- _Data for review_
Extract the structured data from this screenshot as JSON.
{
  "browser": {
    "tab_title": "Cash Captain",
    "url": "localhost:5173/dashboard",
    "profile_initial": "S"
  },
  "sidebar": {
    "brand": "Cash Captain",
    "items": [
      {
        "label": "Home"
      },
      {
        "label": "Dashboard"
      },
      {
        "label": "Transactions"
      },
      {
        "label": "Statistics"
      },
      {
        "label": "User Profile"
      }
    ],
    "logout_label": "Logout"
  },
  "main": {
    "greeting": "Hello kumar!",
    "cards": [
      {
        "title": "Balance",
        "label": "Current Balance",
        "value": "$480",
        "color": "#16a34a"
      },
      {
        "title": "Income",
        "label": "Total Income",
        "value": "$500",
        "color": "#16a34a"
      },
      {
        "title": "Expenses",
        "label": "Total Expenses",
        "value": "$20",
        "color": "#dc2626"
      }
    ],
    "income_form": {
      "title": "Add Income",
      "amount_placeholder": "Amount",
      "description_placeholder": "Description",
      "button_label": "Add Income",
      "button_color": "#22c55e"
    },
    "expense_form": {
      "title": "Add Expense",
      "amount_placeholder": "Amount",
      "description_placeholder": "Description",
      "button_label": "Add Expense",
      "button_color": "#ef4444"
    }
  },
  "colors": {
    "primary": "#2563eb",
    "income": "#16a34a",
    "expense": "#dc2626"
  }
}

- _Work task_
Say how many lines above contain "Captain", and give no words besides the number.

- _Written solution_
2